The Pharisee’s righteousness fell short. And it showed. He held others in contempt. This is the fruit of self-righteousness: hatred. If you trust in yourself to be righteous, your righteousness will lead to hating others. You will try to make others seem worse than you in your own mind. You will despise those whom you think are worse than you and you will malign those, whom you fear are better than you. But the fruit of the righteousness through faith in Jesus is love. Because Jesus’ righteousness is given to those who in humility repent of their sins and consider others more significant than themselves. Faith in Christ means that you recognize that all people like you are in need of Jesus’ righteousness and that Jesus indeed died to save all people. And the righteousness that you receive through faith in Christ is real righteousness. Through faith, Jesus dwells in you. God now works in you to do works of love. This is why Jesus says, “They will know that you are my disciples, by how you love one another.”
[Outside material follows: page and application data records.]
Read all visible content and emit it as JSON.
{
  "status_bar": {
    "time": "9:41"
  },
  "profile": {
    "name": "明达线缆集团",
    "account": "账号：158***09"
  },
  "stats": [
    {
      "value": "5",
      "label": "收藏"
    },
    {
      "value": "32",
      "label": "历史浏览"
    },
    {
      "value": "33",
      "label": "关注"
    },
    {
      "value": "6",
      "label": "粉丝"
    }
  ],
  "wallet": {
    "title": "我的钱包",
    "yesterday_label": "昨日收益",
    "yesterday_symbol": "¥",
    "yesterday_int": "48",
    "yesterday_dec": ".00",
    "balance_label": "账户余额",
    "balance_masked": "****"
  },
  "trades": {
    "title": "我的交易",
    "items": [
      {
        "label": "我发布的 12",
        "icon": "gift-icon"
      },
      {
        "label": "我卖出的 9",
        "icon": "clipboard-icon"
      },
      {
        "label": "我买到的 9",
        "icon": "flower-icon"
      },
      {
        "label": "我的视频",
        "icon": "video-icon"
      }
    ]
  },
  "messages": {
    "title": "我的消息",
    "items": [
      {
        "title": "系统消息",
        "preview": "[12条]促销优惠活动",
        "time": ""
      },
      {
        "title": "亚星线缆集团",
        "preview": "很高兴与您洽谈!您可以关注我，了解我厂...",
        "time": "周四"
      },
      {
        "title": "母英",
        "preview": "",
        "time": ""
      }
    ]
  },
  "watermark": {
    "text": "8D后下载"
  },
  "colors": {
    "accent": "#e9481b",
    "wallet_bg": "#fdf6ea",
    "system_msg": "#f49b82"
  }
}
This parable might look like it is about the Pharisee and the tax collector, those who are self-righteous and those who in faith repent of their sins and ask for forgiveness. But this parable is primarily about God and his great mercy for us in Christ Jesus. God is more willing to hear than we are to pray. He is more willing to forgive than we are to ask for mercy. God’s desire is for you to be righteous in his sight through faith in his Son. God is ready to exalt those who humble themselves, even as he is ready to humble those who exalt themselves. Jesus sacrificial death, which propitiates God to us gives us the courage to ask God for the greatest things imaginable, even eternal peace with him, no matter how terribly we’ve sinned against him. May we learn from the tax collector to be confident in our God’s mercy. Do not be afraid to confess your sins and humble yourself before God. By the merits of Christ, God will raise you up. For Christ’s sake you are righteous in God’s sight. Do not trust in yourself that you are righteous. Trust in God that you are righteous for Christ’s sake. Amen.